Report: Japanese Pensions Only 44% Funded

October 22, 2003 ( - Next time you think pension underfunding in the United States has run amok, consider that the 100 largest Japanese pensions hold funds equal to 44.6% of their payment obligations.

As if the underfunding level is not shocking enough, analysts at IIC Partners, an independent Japanese pension consultant, say these deficits are set to undermine corporate Japan for the next 10 years.   All of this comes at a time when a half-year rally in Japanese stocks has already reduced deficits in Japanese pensions by half, according to a Financial Times report.

With the recent rally cutting such a large swath into the Japanese pension deficits, the new figures serve as a reminder that even as corporate restructuring and profit growth push Japan’s economy to new highs, many companies still have structural weaknesses.  “The result of this survey is sending a warning signal to people trying to evaluate the value of corporate Japan, ” said Yutaka Taguchi, a senior consultant at IIC.

This is a result of the relative miniscule gains pension assets have made compared to the rest of the Japanese market. While the Tokyo stock market has increased 43% since April, the value of private pension assets has risen only 9% in the first half of the year.

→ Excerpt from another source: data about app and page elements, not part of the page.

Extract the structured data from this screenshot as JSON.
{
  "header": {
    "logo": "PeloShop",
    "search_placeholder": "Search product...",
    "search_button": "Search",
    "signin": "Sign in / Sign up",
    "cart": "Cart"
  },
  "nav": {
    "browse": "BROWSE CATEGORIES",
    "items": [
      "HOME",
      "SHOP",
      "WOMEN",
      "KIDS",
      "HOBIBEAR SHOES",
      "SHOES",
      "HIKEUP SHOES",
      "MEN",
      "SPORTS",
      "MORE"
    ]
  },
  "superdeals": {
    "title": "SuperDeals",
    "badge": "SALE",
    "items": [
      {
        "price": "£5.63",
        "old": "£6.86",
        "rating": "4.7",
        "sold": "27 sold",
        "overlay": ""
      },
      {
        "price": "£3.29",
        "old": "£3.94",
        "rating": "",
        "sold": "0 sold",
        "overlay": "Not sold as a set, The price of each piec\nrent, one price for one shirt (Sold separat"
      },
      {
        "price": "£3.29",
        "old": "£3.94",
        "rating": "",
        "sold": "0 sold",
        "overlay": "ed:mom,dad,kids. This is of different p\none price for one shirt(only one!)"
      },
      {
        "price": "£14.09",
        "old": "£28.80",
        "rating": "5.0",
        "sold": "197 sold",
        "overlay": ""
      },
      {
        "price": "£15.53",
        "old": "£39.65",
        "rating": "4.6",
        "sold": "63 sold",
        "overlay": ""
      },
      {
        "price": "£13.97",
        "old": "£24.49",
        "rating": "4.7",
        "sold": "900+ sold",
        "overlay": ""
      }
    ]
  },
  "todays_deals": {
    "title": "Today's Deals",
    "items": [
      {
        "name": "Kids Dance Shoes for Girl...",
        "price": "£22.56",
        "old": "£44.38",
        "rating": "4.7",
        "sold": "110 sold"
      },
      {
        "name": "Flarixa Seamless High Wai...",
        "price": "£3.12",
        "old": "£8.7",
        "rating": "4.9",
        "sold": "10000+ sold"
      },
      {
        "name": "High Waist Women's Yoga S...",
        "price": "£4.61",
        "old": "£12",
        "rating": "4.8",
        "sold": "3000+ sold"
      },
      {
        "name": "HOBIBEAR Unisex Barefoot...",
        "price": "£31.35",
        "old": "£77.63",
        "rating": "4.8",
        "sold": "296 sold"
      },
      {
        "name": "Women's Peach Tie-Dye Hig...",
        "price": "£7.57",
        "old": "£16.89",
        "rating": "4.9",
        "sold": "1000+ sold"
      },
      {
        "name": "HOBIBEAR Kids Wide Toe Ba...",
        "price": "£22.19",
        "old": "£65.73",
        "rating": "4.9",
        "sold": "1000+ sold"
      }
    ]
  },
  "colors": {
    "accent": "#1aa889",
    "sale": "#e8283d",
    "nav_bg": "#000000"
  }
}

Thus, IIC says to pay particularly close attention to h alf-year earnings reports due from Japanese companies over the next few weeks to better gauge the true impact of Japanese pension underfunding on corporate bottom lines as Japanese law requires companies to create synthetic reserves to match them by writing off shareholder capital.   The likely effect of this is that shareholder capital will be cut even further as allowance reserves have been created for less than half of the deficit.

Taking it one step further, IIC sees an effect on profit and loss accounts as well as companies trying to plug the funding gap with earnings. “Corporate executives do not have this problem under control,” Taguchi said. “Even as their operating profit is increasing, a significant portion of it is being eaten by pension costs.”